The Adam Road Hawker Centre, opened in 1974, was one of the series of dedicated food centres created in the 1970s. As part of the government’s wider effort to remove hawkers from the streets, it was built independent of a wet market. The hawker centre had its roots in an earlier market started in 1971 when the Public Works Department laid the ground for temporary food stalls next to Bukit Timah Canal. This was opposite the present food centre. This first establishment was actually a series of temporary sheds that housed 32 stalls.
In 1973, when the government announced plans to build a highway across Bukit Timah Road to link Adam Road to Farrer Road, which affected the centre, plans were then made to shift it across the road to its present site. The new hawker centre was officially opened by the then Minister for Law and National Development, E W Barker on 28 September 1974. It had 32 cooked food stalls, as it had in the old centre. Most of the hawkers who started at this new centre were from the first batch of vendors who were “originally stationed at the junction of Farrer Road and Adam Road where conditions were not healthy”, having been next to a canal.
The design of the first centre was a basic U-shaped layout that was linked at the front by a covered walkway. The middle of the centre was an open space with the round tables with four round seats were permanently mounted on tile floors. The stalls were overlaid by mosaic tiles and had steel frames and bars that held up a zinc corrugated roof over the stalls.
Soon after opening, the Adam Road Hawker Centre had already been famed as a place for great Malay food. It was known to provide cheap and “very tasty” food. It is still particularly famed for its nasi lemak and mutton soup. In 2016, Adam Road Food Centre stall serves 1,000 plates of nasi lemak daily.
Besides good eats, Adam Road Food Centre has also been a favourite visit by many across the years.
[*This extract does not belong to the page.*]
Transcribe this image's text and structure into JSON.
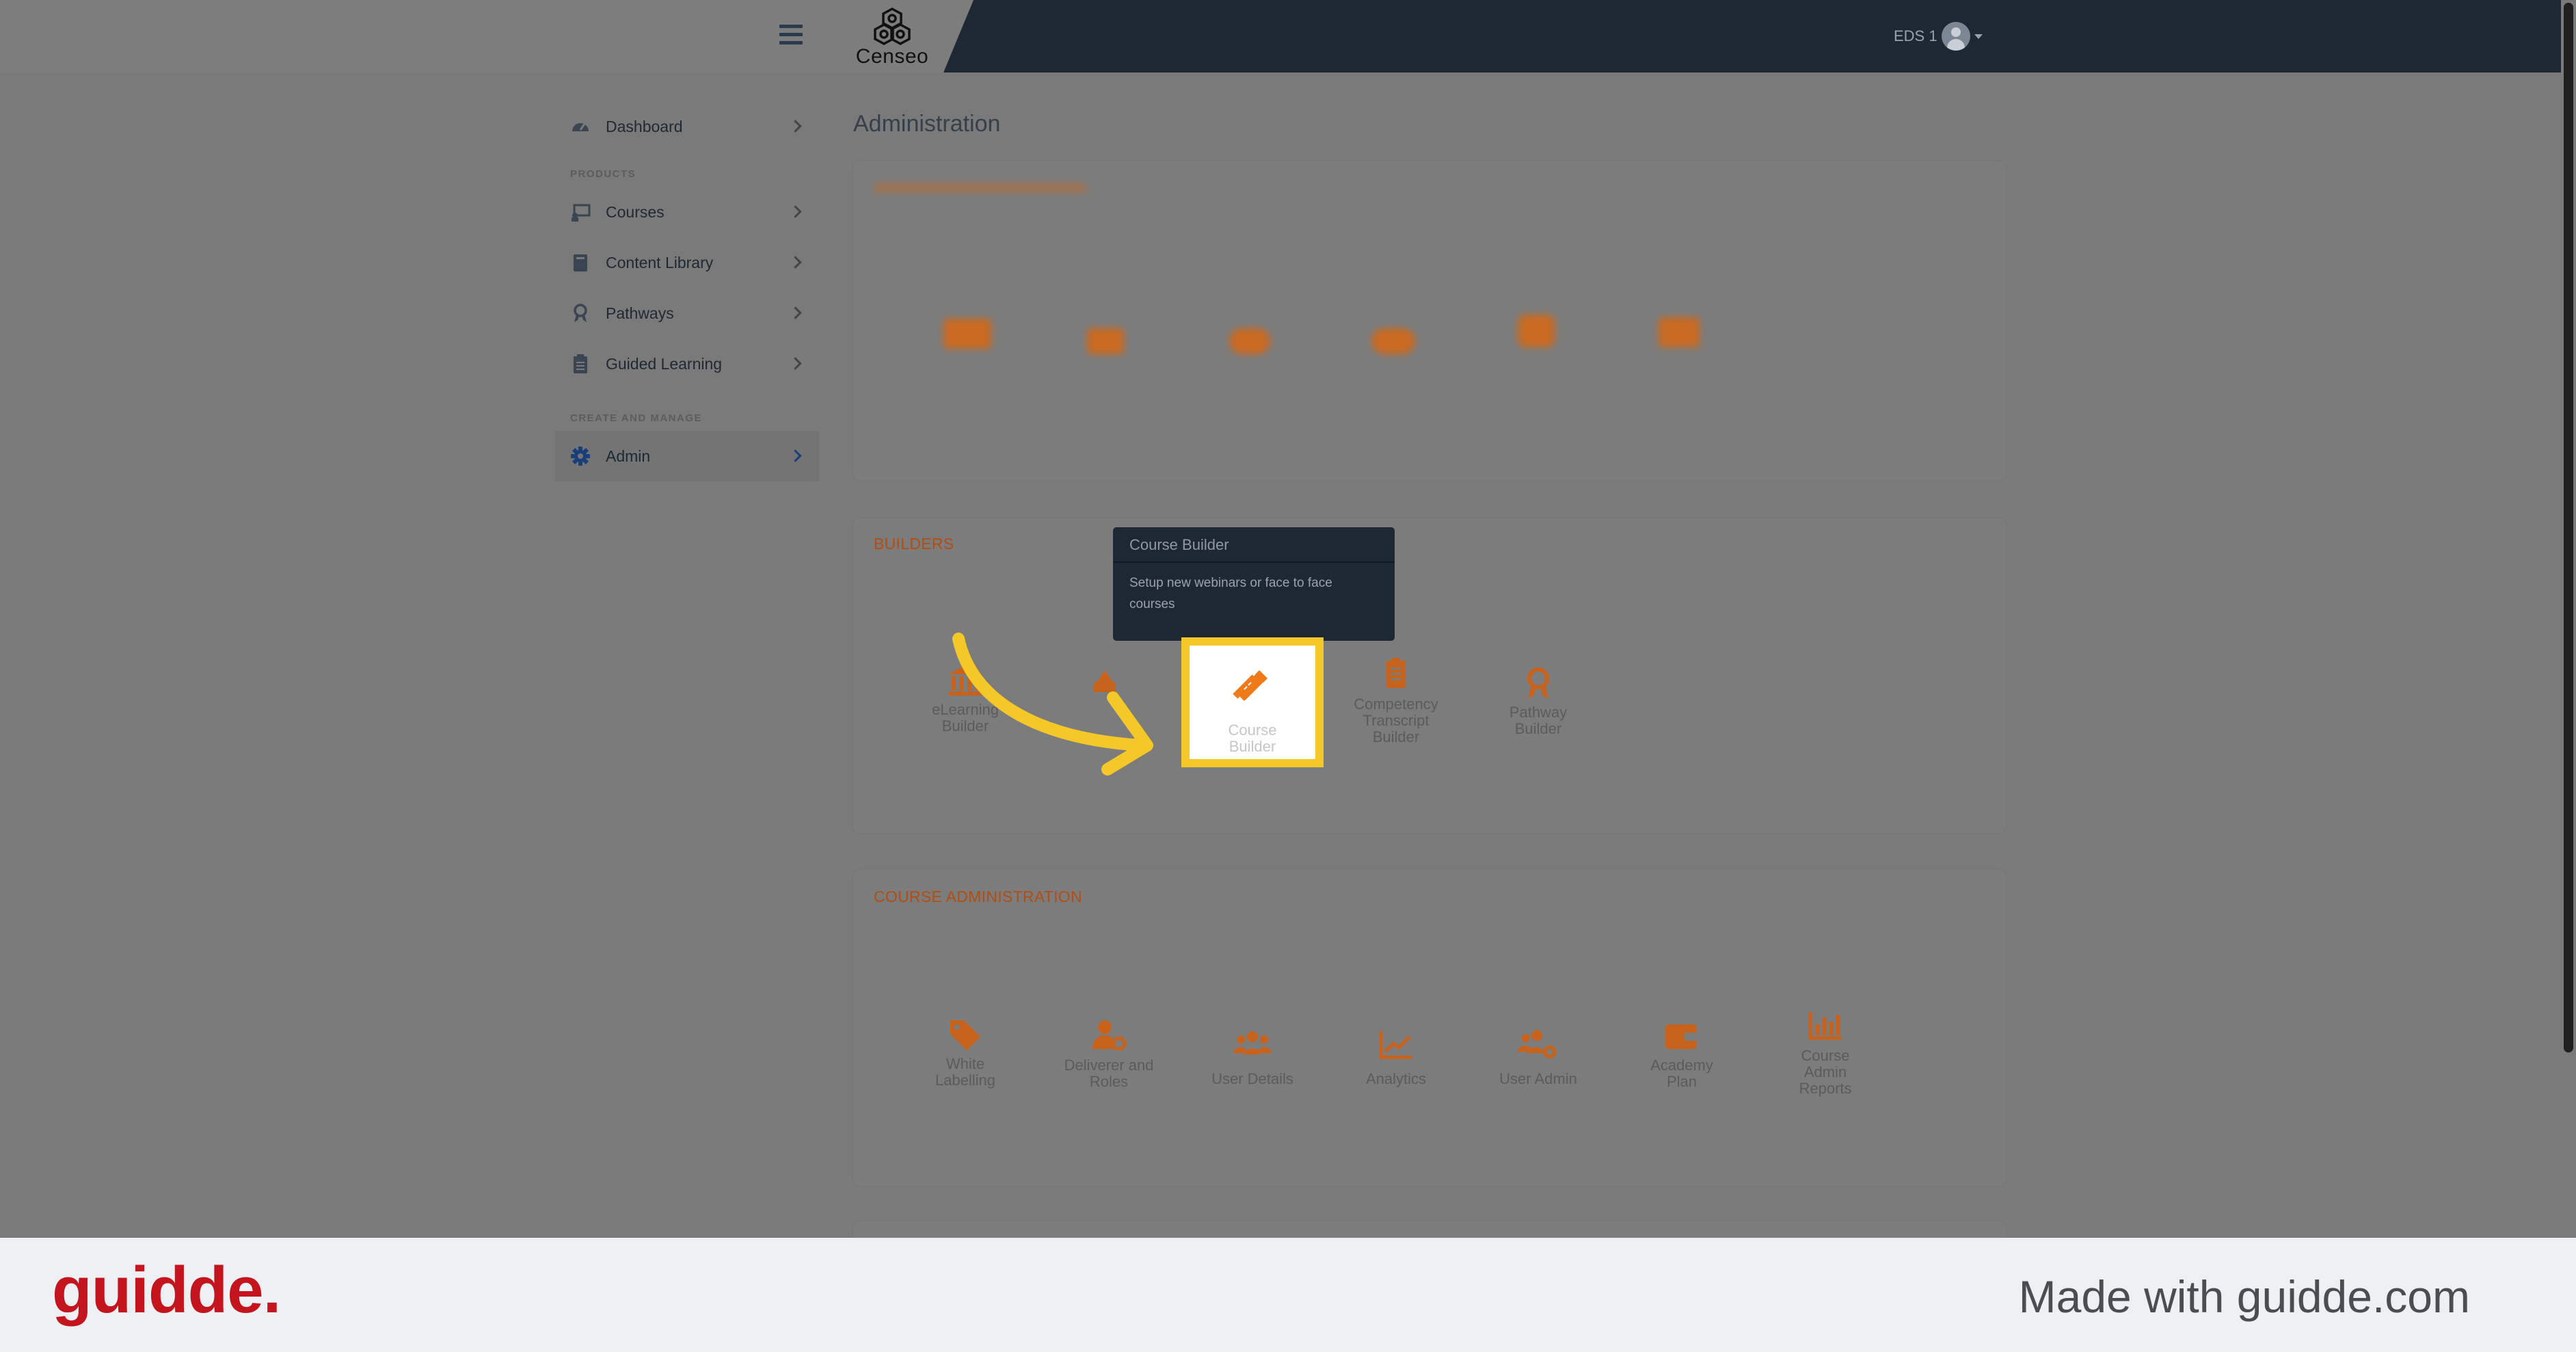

In the 1980s, Adam Road Food Centre was the designated hawker centre for police personnel lunch breaks. They would take lunch there after their tour of duty before returning to the station. It was also frequently patronised by students studying nearby (University), chauffeurs and the residents nearby.
However, having been built so close to the Bukit Timah Canal, the centre was constantly flooded in the 1980s when it rained heavily. Quite often, customers were stranded in the hawker centre during times of serious flooding. Adam Road Food Centre underwent major repairs and redecoration in 1997.
In 2001, the food centre was closed for 5 months for another round of renovation, and reopened in mid-May 2002. The upgrading works cost $1.73 million and was the first Environment Ministry hawker centre to be completed under its upgrading programme. The upgraded centre had a higher roof in the same shape as the old one to improve ventilation, new tiles and the rules floor was raised to prevent flooding and a courtyard with umbrella-covered tables and chairs. All the food stallholders chose to stay after the upgrading ad been completed. The refreshed centre, including the outdoor seats and rectangular tables, could accommodate about 410 persons, up from 345 prior to this exercise. The five old angsana trees located outside the centre were preserved as part of the government special effort retain the uniqueness of the eatery. These trees give shade, limited shelter from rain and sun, and also serve as a muffler for traffic noises.
Other unique characteristics of the food centre, such as the nine-sided, almost circular, shape of the building and the central outdoor dining courtyard, were retained to maintain the sense of familiarity to the centre.
The sense of belonging of the old stallholders had been so strong that all of them chose to remain in the newly revamped centre although they were all offered alternative sites during the renovation.
Over the years, great effort has been taken to keep the Adam Road Food Centre a clean and conducive place to dine. It underwent further updating and face-lifts in 2008 and 2016.